Taken from Cerny, Johni, "Research in Birth, Death, and Cemetery Records." In The Source: A Guidebook of American Genealogy, ed. Loretto Dennis Szucs and Sandra Hargreaves Luebking (Salt Lake City: Ancestry, 1997).
This database contains both images of and indexes extracted from various records of marriages in Washington.
What You May Find in the Records
Marriage records can offer a wide range of details. While the indexes in this database may provide the basic facts surrounding a wedding—bride, groom, date, and place—images of marriage certificates may also include additional information such as
This database does not contain an image for every document included in the index.
This database, with over 5.3 million names, lists those who died from 1908-1932, 1938-2007 in the state of Ohio. Information contained in this index includes:
Note: Each entry may not provide ALL of this information. Also, only records from 1908-1944 will include a corresponding image.
The original index created by the Ohio Department of Health, in some cases, limits the length of a given name to seven characters. Names such as Christian, Elizabeth, Katherine, etc. that are more than seven characters in length may need to be truncated to produce search results. If desired search results are not appearing, please try searching in the given name field using seven letters or less.

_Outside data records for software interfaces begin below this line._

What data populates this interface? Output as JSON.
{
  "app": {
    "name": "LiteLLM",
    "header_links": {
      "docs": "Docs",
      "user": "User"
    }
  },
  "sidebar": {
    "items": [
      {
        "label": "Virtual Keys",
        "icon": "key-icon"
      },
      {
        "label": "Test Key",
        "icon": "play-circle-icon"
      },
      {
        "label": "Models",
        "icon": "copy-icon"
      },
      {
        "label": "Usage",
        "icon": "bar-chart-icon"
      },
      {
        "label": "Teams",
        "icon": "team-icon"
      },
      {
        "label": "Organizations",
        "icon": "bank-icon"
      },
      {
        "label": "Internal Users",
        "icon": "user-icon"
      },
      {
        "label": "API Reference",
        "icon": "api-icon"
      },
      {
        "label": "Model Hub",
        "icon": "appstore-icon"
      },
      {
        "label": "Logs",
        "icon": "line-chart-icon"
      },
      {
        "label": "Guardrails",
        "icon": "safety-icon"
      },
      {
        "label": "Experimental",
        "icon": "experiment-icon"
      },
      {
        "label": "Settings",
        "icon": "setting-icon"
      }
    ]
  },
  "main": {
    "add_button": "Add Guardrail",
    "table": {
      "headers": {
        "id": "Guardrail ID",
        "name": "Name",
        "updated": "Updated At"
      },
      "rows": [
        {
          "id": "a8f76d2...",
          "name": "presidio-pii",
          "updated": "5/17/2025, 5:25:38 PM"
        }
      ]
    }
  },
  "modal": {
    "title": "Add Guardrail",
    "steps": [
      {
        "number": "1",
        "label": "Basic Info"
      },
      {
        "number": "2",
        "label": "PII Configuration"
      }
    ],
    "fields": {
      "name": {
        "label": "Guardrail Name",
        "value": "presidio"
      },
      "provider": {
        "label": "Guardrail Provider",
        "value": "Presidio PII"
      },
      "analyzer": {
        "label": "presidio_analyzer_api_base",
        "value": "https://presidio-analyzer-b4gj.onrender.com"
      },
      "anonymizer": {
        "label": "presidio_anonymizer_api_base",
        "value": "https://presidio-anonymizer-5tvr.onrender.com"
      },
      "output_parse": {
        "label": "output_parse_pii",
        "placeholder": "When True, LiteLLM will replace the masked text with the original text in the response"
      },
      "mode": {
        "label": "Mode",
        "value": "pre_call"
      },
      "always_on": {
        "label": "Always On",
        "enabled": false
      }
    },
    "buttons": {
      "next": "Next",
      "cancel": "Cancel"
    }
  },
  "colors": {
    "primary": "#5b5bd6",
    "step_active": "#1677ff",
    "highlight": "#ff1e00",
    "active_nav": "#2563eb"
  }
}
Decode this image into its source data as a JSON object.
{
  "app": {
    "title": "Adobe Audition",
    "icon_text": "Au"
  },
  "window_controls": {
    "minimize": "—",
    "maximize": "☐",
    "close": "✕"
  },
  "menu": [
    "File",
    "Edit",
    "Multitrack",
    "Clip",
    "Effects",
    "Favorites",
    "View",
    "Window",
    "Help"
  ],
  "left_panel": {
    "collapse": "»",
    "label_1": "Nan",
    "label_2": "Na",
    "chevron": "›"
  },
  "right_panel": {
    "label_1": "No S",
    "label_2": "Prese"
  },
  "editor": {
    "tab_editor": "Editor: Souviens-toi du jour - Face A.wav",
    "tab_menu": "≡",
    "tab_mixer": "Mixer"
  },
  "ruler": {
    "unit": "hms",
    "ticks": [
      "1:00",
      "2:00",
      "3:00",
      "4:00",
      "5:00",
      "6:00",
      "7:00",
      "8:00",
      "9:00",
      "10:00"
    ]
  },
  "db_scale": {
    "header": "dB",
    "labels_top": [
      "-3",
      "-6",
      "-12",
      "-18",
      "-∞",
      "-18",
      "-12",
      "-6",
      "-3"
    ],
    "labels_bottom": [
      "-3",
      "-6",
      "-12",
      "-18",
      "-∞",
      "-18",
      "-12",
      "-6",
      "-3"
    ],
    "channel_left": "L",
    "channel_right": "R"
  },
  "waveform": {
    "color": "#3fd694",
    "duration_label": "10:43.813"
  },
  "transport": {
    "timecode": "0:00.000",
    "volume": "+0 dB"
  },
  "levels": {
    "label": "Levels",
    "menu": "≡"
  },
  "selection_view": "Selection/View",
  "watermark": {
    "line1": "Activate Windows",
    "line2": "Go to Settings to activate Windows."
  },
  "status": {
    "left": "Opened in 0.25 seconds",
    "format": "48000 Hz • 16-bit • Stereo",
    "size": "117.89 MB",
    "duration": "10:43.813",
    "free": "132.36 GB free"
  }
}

Where to Go From Here:
Information found within this database may provide you with enough information to be able to obtain a copy of a death certificate. Copies of death certificates can be ordered through Ancestry by clicking on the "Order Original Certificate" link in the shown on the search results page.
Additional information about obtaining death certificates is available at the Ohio Department of Health website. You can also contact the Department directly at:
Ohio Department of Health
Bureau of Vital Statistics
PO Box 15098
Columbus, OH 43215-0098
MAIN TELEPHONE: 614-466-2531
General Note: Please contact the Ohio Department of Health for current fees.
About Death Records:
Death records of the nineteenth century often include the name of the deceased, date, place, and cause of death, age at the time of death, place of birth, parents' names, occupation, name of spouse, name of the person giving the information, and the informant's relationship to the deceased. Race is listed in some records.
Death records, both early and modern, can help you identify others related to the decedent. The information provided in the records is usually given to authorities by a close relative. If the relative is a married daughter, the record will state her married name. Aunts, uncles, in-laws, cousins, and other relatives are listed as informants on death records. Each new name is a clue to the identity of other ancestors that should be pursued.
Why can’t I see the Social Security Number?
If the Social Security Number is not visible on the record index it is because Ancestry.com does not provide this number for any person that has passed away within the past 10 years.
Taken from Chapter 3: Research in Birth, Death, and Cemetery Records, The Source: A Guidebook of American Genealogy by Johni Cerny; edited by Loretto Dennis Szucs and Sandra Hargreaves Luebking (Salt Lake City, UT: Ancestry Incorporated, 1997).
Start your free trial today to learn more about your ancestors using our powerful and intuitive search. Cancel any time, no strings attached.